Freudenberg: a pioneer in recycling

The issue of environmental protection has featured prominently in the news recently. The US announced its decision to step down from the 2015 Paris Climate Change Agreement. And in New York, the first “Ocean Conference” of the United Nations addressed the theme of sustainability. Solutions and new approaches are being sought to combat overfishing of the oceans, as well as to counter rising sea levels and increasing marine waste. Much of this waste is plastic, such as PET bottles. Recycling offers a systematic solution. Freudenberg is Europe’s largest user of recycled PET in construction applications. The technology group has been active in recycling since the 1990s. The company’s plants in Novedrate and Pisticci Scalo, Italy, as well as in Colmar, France, recycle millions of PET bottles every day. The purified recyclate is processed into nonwovens that are used in construction, for example as substrates for bituminous waterproof membranes.

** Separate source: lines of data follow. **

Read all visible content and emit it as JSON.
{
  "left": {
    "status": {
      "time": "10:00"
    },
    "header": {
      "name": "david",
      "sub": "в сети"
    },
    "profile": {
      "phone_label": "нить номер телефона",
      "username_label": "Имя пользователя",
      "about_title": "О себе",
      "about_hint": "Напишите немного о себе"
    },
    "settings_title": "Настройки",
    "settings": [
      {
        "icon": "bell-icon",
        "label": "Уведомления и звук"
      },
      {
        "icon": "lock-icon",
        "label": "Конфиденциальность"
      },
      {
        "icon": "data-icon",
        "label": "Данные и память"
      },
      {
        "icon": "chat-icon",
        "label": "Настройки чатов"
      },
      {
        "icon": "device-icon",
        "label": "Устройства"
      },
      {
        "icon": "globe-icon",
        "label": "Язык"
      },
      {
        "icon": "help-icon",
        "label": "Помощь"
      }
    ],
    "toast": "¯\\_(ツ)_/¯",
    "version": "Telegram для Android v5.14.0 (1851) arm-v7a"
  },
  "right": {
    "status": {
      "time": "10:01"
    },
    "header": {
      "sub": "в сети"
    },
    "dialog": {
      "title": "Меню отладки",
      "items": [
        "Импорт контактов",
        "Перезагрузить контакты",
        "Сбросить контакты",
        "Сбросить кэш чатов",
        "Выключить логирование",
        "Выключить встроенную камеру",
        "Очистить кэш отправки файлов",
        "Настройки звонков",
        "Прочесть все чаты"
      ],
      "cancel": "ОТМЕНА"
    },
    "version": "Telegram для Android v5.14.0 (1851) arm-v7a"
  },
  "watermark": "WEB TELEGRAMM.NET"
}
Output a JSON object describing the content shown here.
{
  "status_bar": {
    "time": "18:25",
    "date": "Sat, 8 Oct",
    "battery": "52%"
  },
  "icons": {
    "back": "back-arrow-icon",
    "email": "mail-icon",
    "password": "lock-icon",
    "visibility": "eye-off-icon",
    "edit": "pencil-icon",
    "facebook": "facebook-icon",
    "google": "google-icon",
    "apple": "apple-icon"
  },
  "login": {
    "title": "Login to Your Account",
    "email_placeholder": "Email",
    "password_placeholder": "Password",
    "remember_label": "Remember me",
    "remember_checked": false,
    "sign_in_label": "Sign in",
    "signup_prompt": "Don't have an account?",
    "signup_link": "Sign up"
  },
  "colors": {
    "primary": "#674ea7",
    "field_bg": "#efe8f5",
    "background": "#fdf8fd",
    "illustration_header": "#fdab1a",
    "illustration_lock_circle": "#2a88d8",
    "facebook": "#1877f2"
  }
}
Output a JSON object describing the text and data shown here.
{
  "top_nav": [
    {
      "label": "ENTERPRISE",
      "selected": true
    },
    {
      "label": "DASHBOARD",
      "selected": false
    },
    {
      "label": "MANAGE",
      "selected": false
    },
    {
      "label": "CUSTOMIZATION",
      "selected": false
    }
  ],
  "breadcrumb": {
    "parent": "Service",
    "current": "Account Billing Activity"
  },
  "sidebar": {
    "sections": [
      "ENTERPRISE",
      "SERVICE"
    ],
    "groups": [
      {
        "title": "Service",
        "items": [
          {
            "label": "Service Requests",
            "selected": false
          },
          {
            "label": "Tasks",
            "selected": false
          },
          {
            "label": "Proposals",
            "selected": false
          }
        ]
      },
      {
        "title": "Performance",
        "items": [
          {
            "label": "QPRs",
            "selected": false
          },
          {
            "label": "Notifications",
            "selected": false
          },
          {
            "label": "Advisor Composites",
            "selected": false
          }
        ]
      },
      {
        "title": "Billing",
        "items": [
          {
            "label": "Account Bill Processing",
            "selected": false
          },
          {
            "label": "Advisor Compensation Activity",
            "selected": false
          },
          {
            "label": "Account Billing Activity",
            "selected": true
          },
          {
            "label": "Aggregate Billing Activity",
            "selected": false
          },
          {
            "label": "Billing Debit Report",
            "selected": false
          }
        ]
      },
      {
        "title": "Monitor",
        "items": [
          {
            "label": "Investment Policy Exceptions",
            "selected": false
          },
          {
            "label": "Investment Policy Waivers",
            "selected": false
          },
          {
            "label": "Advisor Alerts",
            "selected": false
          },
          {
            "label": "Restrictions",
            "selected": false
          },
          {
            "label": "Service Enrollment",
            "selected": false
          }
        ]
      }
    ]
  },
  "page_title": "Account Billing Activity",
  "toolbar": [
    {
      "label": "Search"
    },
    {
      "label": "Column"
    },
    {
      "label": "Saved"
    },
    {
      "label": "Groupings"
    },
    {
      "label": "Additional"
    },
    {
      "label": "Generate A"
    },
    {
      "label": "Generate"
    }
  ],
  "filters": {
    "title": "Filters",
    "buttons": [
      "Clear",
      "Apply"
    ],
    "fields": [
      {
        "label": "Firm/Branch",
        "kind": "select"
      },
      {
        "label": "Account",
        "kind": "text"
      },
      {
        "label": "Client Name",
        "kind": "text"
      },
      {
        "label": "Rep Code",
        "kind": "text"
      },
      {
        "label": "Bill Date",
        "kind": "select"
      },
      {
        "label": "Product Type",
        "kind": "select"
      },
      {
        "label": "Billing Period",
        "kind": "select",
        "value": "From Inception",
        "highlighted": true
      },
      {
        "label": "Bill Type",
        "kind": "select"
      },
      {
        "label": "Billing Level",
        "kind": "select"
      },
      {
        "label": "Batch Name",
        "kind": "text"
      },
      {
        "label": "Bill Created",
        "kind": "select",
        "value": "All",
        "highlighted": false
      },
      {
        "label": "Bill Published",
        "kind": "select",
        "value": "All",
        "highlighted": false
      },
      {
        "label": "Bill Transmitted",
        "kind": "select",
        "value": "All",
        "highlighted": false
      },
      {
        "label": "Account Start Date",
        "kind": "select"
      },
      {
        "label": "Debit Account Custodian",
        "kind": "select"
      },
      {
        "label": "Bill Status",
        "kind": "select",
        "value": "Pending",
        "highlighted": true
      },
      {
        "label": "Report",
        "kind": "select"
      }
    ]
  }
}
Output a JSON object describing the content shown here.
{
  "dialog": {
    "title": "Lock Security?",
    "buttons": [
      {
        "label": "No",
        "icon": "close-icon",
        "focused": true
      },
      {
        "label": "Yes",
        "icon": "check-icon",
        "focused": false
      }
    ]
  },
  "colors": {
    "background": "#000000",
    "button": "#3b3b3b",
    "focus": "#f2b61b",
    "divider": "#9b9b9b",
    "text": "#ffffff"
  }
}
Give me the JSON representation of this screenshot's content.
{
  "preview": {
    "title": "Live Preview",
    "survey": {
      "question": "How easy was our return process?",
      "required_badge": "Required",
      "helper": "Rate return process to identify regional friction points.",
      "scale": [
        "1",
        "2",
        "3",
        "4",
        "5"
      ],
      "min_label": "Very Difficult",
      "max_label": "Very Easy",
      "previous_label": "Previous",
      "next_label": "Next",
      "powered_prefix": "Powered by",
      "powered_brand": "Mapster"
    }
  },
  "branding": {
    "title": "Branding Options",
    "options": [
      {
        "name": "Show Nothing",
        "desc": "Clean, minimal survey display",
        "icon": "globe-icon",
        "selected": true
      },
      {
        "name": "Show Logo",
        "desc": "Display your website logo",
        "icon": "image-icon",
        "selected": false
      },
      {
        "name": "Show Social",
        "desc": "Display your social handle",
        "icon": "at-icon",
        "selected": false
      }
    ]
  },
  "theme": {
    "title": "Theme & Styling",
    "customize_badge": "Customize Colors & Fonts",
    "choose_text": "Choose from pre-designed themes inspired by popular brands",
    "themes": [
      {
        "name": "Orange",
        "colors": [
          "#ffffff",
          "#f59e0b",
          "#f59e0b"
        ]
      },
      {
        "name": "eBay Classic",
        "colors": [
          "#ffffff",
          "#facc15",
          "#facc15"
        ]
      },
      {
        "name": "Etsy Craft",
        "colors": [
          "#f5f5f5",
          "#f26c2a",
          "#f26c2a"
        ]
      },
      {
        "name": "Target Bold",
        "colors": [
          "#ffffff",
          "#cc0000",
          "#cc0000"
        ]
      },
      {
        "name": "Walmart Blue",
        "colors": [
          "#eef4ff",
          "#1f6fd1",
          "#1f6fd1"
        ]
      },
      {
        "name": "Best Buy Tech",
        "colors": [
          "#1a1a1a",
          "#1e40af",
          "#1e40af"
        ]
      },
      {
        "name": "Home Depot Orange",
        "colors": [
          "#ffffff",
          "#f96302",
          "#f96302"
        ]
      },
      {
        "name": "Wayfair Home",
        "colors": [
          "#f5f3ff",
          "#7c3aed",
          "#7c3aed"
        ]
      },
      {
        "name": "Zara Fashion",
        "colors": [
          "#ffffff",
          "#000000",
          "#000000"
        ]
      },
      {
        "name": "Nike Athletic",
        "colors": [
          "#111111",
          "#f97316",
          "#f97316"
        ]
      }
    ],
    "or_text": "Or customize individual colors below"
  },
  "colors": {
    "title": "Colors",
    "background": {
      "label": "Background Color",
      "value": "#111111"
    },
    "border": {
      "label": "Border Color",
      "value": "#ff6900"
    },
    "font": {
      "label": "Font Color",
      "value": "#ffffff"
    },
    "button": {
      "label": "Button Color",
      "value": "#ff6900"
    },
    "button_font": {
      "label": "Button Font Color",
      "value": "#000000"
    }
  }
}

The company’s first recycling plant was established in Novedrate in the 1990s and uses PET bottles from household waste for the production of polyester. Freudenberg was a pioneer in recycling in Italy. Further recycling plants were subsequently constructed in Pisticci and Colmar. Today, around 65 percent of the PET bottles they use come from European collection systems, in which plastic waste is separated according to various recycling materials. The remainder is purchased from independent sorting companies.

The process begins with the removal of any foreign materials from the bottles. In a second step, the bottles are washed and shredded into flakes. These flakes are then melted and converted into fibers (staple fiber technology) or fed directly into the spinning process (spun-laid technology) to produce recycled polyester nonwovens. These are used as substrates for bitumen membranes for waterproofing.

The advantage of this production cycle is that not only is waste recycled, but carbon dioxide emissions can also be significantly reduced. By effectively replacing new raw materials with recycled polyester, natural resources can be saved, reducing the strain on the environment. In addition, the energy consumption involved in the production of new raw materials is eliminated.

In addition to construction-related applications, old PET bottles can also take on a new life as a Vileda broom, filler materials for clothing or fibers for furniture